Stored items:
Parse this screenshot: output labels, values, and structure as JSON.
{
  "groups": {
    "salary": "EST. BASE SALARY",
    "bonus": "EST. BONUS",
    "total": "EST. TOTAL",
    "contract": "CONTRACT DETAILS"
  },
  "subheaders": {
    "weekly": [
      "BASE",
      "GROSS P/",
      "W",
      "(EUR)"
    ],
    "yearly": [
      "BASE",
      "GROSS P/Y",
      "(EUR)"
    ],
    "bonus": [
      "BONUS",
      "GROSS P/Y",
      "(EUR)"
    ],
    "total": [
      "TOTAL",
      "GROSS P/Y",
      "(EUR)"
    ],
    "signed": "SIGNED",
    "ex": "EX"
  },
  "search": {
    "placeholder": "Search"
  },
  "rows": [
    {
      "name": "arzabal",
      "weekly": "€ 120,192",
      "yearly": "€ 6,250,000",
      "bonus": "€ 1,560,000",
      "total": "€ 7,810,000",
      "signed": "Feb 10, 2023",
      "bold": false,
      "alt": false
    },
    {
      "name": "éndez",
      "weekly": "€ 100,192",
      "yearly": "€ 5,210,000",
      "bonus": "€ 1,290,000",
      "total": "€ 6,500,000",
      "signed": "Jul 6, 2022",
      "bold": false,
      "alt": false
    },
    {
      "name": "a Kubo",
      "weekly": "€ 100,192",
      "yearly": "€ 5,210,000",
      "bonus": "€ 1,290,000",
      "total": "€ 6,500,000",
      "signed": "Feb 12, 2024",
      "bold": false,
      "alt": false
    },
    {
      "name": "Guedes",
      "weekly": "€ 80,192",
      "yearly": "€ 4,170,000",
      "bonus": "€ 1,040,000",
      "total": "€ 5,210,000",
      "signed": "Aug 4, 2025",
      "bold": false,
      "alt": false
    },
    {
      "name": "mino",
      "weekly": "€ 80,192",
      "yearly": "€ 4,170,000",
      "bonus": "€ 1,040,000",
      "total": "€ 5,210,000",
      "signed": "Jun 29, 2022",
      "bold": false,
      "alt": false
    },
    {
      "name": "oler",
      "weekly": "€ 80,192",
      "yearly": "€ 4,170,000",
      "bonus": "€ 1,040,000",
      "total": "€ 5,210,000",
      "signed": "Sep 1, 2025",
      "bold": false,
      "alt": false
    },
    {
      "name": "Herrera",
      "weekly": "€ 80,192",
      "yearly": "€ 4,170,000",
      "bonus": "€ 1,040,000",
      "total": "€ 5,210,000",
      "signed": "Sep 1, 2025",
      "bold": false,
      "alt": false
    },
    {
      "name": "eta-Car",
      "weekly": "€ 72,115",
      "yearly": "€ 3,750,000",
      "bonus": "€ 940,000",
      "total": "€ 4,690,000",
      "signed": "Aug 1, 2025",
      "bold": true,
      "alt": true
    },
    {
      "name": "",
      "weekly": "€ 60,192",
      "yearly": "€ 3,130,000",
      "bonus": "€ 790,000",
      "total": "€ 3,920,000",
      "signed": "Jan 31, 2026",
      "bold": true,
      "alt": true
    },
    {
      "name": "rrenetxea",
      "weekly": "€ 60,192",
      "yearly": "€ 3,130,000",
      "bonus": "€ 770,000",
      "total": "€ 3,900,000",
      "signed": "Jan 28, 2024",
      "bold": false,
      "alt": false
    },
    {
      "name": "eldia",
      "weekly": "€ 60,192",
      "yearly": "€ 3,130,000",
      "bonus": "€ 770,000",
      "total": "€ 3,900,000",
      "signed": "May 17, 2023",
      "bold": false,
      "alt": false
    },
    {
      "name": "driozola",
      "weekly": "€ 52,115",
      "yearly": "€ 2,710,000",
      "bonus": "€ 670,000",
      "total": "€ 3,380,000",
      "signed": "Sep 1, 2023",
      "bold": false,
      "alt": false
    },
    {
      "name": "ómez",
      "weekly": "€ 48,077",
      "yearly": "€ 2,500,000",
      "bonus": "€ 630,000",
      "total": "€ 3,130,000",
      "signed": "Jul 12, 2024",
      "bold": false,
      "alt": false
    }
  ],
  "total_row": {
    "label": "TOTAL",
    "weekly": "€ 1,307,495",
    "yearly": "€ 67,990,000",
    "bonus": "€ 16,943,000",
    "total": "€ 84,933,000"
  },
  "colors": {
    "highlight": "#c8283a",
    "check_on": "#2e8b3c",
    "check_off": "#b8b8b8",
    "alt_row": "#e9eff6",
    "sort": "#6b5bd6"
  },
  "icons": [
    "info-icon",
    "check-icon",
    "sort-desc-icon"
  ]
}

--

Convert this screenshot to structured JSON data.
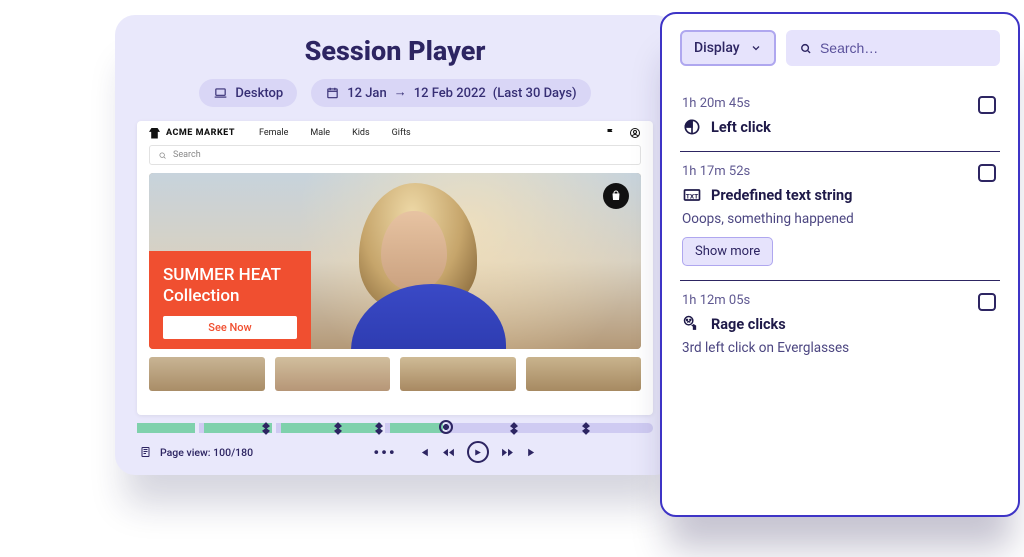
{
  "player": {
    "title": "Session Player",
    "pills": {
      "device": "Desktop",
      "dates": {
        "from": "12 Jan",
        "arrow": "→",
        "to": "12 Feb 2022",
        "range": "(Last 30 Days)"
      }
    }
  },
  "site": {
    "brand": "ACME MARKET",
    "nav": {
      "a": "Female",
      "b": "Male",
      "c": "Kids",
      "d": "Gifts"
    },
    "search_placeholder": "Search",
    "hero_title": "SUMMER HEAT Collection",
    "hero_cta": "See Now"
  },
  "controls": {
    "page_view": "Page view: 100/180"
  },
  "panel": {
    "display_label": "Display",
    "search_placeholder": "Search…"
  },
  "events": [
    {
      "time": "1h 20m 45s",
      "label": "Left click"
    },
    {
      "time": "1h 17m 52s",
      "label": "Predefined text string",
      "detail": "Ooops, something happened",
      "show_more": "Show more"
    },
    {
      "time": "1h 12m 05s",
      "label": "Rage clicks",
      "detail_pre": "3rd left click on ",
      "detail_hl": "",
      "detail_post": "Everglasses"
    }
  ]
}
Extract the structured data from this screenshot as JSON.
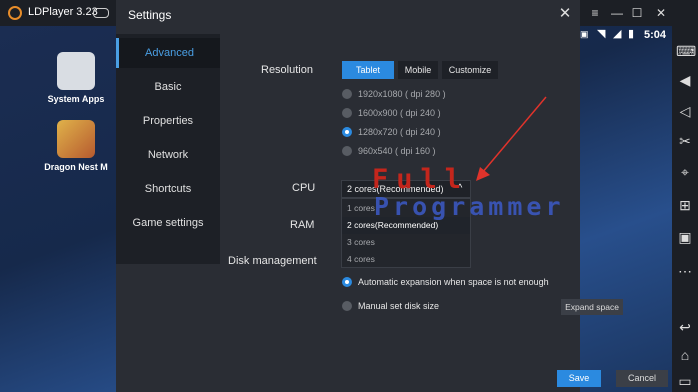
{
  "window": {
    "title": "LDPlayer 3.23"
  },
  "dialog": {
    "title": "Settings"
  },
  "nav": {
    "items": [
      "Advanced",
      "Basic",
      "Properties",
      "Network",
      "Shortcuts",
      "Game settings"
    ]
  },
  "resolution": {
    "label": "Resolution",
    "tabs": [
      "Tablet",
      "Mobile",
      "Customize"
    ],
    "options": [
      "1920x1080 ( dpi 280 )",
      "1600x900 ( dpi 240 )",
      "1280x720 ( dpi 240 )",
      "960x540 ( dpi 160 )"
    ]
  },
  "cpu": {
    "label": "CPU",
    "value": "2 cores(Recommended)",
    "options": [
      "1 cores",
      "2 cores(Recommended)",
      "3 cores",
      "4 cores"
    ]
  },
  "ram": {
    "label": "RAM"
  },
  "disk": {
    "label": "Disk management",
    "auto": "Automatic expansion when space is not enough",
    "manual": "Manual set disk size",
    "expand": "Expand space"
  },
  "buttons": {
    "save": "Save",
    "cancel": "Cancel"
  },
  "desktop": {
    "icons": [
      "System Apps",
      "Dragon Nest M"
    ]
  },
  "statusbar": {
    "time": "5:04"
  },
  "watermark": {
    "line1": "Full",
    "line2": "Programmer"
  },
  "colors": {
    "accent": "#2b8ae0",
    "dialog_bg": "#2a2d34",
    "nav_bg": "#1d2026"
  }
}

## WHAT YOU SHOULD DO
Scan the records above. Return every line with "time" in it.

## EXERCISE SOLUTION
      "time": "1h 20m 45s",
      "time": "1h 17m 52s",
      "time": "1h 12m 05s",
    "time": "5:04"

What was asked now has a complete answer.